Back at Fjällgården, the hotel is by now positively vibrating with the après-ski crowd, so I make a swift dash for my room. No point joining in before I’ve even skied, I figure. Åre is enjoying a fabulous amount of snow during my visit and when I try to admire the view from the balcony, it’s so full of snow, I can’t get the door open – window-views only for the time being.

In the early evening, I walk down the road to Hotel Granen (The Spruce, http://aregranen.se/en/). It’s been awhile since I was anywhere this rural and it soon dawns on me that walking down the road towards the village, there are no streetlights. Also, I forgot to wear those reflector thingies you’re supposed to pin to your coat. Oh well, it’s a nice, snowy walk and traffic is minimal. This isn’t like the Alps, where people wear their finery to dinner, it’s a lot more casual – at least on a January Sunday – and I feel somewhat overdressed for the occasion. The hotel is one of the older ones in Åre, dating back to 1916, and it’s suitably cosy. I settle in for a light Sunday dinner of mushroom risotto washed down with Barolo wine – a nice combo. The risotto is cooked to perfection with a slight crunchiness to the rice, a mix of Portobello, oyster and chanterelle mushrooms, baby spinach, truffle oil and parmesan. And what better time to try two different Barolo wines, all in the line of journalistic duty? As my hotel is much further up the slopes, I then opt for the cable car on the way back. It’s been a good, but long, first day in Jämtland.

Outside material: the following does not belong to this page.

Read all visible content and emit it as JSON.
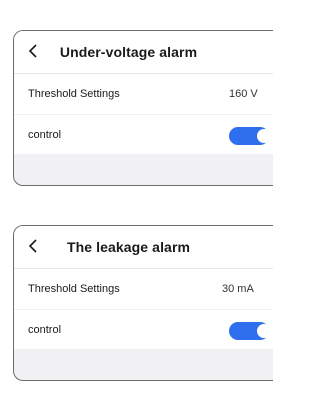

The beds are extra comfy and I only struggle out of mine after some 11 hours. While I’ve been snoozing, the weather has turned and it’s snowing cats and dogs. Well, dogs mostly, as it turns out.


This morning I’m off on a dogsledding adventure with Åre Sleddog (http://aresleddog.se/en/). Determined to at least be dressed appropriately this time, I wear all my layers, but even that isn’t enough. Despite a much warmer day – only 6 or 7 degrees below zero – the wind has got up and the wind chill factor alone is enough to freeze you solid. I’m spending the morning sitting on the sled, not doing any mushing myself, so staying warm is even harder. It’s quite a rustic experience, without much in the way of creature comforts, but that’s all part of the charm. Tommy, who runs Åre Sleddog, suggests I borrow a snowmobile overall, which proves to be sound advice. We set off into the deep forest with me on a reindeer pelt on the sled, and Tommy mushing the 9 Alaskans huskies. We’re out for about an hour and the piercing wind is bitter. The sled is also somewhat on the wide side and I’m mostly used to sitting on an office chair, legs together. It’s a bit of a bumpy ride at first, along a forested track, but I soon get into the spirit of things and the dogs are clearly loving it, running at full pelt and frolicking in the snow. We slide through the forest and out onto the frozen Lake Helgesjön for a good stretch and it is an exhilarating feeling, discomforts notwithstanding. Dogs being dogs though, several of them take the opportunity to “do their business” while running and multiple wafts of doggie poo keep hitting my nostrils. Best to turn one’s head and focus on the scenery instead… The dogs are, on the whole, quite cute and I get the chance to meet and greet them pre- and post-dogsledding. The oldest out for a run with us is Zeus who’s 12 ½ years old (most retire at 11) and the oldest in the kennel, Baloo, is 14. There are 55 dogs altogether – all Alaskan huskies – and Tommy’s been working with dogsledding for well over 20 years. He’s competed quite widely in long-distance races, going for days on end. Sounds like remarkable feats to me! Dogsledding and dog cuddles over, we retire indoors for a much-needed, warming cup of tea.

In terms of winter adventures, so far, so good.

To be continued…

General information (and for booking activities):




Easyjet (www.easyjet.com) flies direct from London Gatwick twice a week in winter.

Where to stay:

Hotel Fjällgården (www.fjallgarden.se), Åre’s prime ski-in, ski-out hotel. Perfect location, cosy open fires, outdoor hot-tubs and the après-ski with live bands has to be heard to be believed.

Hotel Granen (www.aregranen.se/en), halfway up the slopes, less of a party place, good restaurant with great wines.